S U M M E R 2011
CHRIST & CULTURE ]engaging0the0world} Paul D. Miller
hristians are called neither to theocracy nor quietism. The Bible gives very little to those who want to read from it a fully articulated constitution and public policy agenda, and even less to those who try to wash their hands of all responsibility for the fate of the Almighty’s creation. It is not our vocation to run the world, nor our luxury to sit and watch it burn. Not that Christians haven’t argued both positions. Theocracy is a perennial temptation to the church. Rousas Rushdoony’s argument in favor of “theonomy” in The Institutes of Biblical Law (1973) and Greg Bahnsen’s in Theonomy and Christian Ethics (1977), influential among the American Christian Right, echoes a heresy with a distinguished lineage, one that ensnared Medieval Popes and Massachusetts Puri‐ tans alike. Because God is the rightful Sovereign, they argue, this present creation must be put into actual subjection to him and his law. Yet Christ said “My Kingdom is not of this world,” and clearly distinguished between two authorities when he commanded his dis‐ ciples to “Give to Caesar what is Caesar, and to God what is God’s.” Withdrawal is also a temptation.
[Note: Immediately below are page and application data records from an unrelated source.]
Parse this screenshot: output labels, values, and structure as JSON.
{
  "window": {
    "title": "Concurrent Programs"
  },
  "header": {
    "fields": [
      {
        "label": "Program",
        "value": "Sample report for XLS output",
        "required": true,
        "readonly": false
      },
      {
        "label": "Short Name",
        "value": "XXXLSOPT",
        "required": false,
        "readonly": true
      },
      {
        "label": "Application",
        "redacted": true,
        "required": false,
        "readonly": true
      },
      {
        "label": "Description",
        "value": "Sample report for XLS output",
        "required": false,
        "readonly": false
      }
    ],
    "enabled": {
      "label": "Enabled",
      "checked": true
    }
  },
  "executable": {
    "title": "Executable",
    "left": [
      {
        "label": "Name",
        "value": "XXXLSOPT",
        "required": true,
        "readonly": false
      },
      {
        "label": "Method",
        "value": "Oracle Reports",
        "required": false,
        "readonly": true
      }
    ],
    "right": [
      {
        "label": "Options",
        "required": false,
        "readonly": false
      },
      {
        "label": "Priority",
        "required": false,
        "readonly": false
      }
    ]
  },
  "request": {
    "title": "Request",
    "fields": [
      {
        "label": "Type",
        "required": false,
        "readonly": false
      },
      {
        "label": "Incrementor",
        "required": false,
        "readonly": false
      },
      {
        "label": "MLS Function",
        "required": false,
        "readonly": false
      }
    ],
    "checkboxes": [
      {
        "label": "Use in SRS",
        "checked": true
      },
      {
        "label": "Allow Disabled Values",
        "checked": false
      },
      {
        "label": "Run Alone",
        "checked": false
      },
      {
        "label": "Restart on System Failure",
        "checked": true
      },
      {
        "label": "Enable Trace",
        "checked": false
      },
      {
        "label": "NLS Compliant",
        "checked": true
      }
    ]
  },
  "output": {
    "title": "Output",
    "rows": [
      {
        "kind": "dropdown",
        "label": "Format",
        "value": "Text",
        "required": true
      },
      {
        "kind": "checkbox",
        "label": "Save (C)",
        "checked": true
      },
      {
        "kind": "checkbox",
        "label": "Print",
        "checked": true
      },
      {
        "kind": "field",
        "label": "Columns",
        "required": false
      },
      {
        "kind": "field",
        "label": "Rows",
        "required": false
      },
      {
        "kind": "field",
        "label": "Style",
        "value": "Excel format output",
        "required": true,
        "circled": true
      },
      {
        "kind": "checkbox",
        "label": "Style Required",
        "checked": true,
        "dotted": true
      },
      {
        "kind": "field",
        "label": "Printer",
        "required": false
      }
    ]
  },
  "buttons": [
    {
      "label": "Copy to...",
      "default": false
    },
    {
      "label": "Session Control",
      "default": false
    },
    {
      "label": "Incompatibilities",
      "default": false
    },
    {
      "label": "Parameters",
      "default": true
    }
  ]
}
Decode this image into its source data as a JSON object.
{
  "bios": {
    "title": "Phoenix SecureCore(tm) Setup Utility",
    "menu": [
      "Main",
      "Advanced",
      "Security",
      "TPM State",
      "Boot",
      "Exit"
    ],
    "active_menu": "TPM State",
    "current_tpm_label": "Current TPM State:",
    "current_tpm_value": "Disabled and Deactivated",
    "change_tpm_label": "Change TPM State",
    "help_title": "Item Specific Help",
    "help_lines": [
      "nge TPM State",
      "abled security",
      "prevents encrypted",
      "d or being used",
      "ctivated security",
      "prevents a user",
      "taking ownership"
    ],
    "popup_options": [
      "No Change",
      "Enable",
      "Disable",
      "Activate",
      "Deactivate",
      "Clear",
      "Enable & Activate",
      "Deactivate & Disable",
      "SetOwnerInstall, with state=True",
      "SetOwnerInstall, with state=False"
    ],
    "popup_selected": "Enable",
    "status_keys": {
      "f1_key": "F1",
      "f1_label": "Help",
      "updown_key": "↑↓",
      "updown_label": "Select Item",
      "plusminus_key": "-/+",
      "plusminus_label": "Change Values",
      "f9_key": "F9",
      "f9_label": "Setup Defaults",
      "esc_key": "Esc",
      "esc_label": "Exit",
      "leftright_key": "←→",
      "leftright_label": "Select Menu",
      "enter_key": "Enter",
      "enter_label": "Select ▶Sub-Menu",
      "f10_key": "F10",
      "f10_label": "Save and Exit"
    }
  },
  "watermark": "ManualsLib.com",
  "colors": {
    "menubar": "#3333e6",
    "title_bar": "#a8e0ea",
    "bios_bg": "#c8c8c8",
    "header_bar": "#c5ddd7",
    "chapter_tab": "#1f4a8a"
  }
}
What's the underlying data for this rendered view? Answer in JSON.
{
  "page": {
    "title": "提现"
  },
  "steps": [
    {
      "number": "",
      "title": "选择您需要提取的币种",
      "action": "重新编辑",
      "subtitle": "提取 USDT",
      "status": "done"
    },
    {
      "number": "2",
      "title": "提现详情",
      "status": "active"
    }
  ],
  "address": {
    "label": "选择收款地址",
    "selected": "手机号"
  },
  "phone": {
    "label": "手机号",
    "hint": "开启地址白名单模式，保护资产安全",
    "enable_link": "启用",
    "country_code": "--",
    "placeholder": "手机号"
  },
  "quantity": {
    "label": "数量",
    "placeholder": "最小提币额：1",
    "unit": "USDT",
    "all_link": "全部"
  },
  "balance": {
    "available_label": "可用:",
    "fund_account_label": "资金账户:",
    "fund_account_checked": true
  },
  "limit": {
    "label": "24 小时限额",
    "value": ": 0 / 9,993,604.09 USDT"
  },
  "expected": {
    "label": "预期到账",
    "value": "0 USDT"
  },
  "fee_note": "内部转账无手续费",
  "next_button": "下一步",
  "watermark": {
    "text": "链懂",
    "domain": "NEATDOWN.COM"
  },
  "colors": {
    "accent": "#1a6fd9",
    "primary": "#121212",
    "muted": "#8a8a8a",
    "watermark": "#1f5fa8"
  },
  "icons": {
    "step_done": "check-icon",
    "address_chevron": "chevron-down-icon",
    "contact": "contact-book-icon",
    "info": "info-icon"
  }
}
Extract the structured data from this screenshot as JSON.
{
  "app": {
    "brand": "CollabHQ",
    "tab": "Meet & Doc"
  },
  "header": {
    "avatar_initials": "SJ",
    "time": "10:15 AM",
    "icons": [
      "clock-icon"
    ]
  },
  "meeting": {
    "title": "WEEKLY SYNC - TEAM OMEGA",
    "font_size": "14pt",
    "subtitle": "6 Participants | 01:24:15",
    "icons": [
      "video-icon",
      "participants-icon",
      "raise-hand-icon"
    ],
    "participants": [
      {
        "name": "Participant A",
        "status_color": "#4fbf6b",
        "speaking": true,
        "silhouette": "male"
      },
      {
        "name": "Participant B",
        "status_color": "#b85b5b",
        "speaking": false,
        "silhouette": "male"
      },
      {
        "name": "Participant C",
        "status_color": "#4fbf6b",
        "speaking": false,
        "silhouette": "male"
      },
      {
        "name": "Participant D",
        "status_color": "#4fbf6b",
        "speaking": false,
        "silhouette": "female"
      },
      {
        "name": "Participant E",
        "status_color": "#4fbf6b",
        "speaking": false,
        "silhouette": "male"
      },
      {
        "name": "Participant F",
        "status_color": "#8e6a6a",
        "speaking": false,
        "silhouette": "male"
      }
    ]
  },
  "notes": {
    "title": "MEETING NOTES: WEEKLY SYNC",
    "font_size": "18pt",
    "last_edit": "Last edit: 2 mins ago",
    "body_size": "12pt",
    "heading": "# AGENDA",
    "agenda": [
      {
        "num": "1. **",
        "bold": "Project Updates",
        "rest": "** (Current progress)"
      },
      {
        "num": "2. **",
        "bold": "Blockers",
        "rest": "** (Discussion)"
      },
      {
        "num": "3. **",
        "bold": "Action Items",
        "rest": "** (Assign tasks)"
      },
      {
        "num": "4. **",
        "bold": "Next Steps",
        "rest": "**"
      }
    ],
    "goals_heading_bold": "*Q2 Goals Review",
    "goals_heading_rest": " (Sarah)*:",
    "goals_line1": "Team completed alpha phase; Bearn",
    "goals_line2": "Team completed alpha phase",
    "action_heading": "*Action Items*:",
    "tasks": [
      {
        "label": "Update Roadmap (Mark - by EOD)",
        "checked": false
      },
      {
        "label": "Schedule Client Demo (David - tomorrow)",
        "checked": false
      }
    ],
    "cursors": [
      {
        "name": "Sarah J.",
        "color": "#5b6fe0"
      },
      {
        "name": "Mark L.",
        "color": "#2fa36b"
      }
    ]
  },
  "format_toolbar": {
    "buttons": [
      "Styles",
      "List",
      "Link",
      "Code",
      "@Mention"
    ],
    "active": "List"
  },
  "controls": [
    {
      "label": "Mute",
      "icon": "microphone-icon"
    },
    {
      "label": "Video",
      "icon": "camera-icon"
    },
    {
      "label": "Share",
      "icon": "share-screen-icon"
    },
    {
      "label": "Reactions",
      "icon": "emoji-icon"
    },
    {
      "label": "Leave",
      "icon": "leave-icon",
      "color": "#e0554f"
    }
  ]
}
John Howard Yoder argued in The Politics of Jesus (1972) against any kind of “realistic” compromise with the world. In his view, Jesus is a “model of radical political action,” where “radical” means “pacifist” and, general non‐conformity to the polities of this world. Stanley Hauerwas made a similar argument in The Peaceable Kingdom (1983) and Against the Nations (1985), among other works, and Shane Claiborne and Chris Haw recently updated the argument in Jesus for President (2008). The general stance shares inspiration with the likes of St. Benedict and Menno Simms. But nei‐ 39
The City Summer 2011 edition, a publication of Houston Baptist University.